_What you have to do_: Using the data below, gather each line that includes the word "Assistance".

_Items from an interface collection_:
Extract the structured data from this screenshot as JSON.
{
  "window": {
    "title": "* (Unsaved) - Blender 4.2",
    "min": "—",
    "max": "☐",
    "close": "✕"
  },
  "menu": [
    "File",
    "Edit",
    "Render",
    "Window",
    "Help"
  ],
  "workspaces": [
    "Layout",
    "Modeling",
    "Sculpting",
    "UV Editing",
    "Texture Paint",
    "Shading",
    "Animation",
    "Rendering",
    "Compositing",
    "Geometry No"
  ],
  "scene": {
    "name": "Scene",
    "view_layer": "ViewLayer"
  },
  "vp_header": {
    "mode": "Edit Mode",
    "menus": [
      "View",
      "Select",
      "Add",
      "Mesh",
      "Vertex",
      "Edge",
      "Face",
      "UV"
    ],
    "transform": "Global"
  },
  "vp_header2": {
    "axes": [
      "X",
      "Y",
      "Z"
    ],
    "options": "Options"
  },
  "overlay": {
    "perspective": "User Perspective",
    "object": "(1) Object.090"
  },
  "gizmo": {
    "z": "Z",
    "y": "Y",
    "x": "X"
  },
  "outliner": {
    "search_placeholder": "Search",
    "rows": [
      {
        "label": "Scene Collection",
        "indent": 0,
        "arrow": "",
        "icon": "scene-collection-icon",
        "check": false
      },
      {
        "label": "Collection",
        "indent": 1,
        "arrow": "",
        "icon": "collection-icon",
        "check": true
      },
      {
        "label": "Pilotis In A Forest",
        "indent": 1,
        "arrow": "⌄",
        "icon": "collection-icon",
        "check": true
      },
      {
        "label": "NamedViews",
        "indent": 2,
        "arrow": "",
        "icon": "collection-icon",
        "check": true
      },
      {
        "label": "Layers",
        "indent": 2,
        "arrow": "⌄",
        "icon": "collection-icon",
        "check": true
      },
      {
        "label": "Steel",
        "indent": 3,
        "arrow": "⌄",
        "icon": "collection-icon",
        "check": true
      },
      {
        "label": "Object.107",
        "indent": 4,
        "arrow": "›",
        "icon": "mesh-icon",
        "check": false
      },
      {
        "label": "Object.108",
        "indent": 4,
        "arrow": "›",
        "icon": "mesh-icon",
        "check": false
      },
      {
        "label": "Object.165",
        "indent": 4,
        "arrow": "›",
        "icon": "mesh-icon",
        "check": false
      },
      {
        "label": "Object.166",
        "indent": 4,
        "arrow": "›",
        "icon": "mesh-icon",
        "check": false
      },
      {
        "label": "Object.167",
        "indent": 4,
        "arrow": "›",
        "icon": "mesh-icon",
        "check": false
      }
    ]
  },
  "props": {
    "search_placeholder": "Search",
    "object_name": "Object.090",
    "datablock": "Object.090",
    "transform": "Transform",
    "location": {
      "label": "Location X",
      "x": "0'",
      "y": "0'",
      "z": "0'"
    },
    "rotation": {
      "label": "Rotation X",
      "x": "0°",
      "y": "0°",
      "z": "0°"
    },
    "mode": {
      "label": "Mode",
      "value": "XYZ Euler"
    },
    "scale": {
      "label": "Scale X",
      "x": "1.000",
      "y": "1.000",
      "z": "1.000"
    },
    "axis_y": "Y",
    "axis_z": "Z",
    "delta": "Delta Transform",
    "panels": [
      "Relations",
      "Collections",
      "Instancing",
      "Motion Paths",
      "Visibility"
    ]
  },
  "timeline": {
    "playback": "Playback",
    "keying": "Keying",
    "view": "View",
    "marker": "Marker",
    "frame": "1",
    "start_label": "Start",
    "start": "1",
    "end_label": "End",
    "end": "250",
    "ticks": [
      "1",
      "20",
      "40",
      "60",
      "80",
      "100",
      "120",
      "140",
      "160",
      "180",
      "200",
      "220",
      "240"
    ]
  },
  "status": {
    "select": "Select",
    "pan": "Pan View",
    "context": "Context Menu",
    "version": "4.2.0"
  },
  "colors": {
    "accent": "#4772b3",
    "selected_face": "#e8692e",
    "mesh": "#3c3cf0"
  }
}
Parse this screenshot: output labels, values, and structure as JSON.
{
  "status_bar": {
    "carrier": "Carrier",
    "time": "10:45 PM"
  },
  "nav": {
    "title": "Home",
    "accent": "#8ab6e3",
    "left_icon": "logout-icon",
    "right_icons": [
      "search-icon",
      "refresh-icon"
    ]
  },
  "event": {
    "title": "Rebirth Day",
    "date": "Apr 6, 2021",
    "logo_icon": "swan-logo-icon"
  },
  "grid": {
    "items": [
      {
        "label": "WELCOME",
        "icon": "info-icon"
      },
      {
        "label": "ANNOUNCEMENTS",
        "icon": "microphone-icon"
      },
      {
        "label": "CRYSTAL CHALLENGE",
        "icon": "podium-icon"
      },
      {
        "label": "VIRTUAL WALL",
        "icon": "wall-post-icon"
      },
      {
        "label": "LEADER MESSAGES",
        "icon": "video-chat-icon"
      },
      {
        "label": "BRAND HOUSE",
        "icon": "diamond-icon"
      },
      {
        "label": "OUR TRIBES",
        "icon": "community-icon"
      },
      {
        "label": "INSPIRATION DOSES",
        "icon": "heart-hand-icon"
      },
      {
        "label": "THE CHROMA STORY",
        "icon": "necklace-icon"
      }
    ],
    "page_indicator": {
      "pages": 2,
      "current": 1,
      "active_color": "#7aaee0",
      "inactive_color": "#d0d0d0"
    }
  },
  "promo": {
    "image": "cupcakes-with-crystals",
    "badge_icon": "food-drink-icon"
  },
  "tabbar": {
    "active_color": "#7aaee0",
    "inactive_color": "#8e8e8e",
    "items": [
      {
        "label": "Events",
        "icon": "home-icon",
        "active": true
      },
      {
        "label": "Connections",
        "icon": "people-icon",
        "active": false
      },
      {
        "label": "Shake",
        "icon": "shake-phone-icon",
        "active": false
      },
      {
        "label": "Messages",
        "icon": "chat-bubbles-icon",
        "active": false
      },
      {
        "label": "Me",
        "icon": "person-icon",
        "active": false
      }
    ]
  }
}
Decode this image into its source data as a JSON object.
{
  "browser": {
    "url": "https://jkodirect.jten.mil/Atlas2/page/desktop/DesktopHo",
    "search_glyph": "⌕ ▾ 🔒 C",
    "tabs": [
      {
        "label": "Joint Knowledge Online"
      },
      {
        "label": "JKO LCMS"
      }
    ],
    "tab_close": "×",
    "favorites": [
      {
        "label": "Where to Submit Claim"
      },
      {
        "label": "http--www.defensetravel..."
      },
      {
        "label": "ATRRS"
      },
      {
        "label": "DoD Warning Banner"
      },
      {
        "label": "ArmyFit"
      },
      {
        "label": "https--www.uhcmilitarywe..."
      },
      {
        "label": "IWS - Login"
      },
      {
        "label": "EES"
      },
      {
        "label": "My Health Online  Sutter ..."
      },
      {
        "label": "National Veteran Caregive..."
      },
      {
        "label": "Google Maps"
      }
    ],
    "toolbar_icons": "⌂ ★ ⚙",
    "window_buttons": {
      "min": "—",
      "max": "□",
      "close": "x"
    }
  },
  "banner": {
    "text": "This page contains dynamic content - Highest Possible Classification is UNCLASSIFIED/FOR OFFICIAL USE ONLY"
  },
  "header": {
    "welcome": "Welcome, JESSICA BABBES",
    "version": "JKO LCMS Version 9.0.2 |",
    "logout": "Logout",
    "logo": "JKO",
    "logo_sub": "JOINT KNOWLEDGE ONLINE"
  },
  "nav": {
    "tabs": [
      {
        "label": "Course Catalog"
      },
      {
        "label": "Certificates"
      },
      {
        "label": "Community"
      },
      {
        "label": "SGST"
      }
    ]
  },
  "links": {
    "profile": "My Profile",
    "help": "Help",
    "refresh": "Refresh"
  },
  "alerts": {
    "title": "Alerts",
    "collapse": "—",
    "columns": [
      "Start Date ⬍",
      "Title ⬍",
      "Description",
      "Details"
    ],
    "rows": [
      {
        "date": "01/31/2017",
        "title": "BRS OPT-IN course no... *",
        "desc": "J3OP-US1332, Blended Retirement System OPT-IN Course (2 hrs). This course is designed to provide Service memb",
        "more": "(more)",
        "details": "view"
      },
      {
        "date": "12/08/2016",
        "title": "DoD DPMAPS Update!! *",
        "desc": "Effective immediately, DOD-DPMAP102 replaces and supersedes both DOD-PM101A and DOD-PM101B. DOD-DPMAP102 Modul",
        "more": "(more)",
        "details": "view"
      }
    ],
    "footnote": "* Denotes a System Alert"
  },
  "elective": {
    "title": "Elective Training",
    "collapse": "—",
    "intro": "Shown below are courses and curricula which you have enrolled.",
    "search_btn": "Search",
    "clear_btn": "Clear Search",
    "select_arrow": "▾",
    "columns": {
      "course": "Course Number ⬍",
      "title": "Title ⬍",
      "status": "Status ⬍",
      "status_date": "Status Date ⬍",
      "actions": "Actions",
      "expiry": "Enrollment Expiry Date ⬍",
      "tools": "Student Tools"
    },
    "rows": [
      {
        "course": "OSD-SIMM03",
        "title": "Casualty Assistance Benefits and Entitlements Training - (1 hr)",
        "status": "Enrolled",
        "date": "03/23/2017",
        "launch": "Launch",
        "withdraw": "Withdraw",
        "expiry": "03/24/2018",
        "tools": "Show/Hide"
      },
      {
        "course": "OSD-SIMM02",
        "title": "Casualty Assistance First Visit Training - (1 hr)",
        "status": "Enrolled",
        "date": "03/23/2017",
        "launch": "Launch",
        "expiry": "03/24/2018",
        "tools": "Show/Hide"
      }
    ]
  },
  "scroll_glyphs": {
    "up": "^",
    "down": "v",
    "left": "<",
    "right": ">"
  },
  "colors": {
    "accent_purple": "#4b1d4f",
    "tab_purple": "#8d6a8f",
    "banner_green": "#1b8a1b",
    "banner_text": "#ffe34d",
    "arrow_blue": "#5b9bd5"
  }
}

_Completed task_:
        "title": "Casualty Assistance Benefits and Entitlements Training - (1 hr)",
        "title": "Casualty Assistance First Visit Training - (1 hr)",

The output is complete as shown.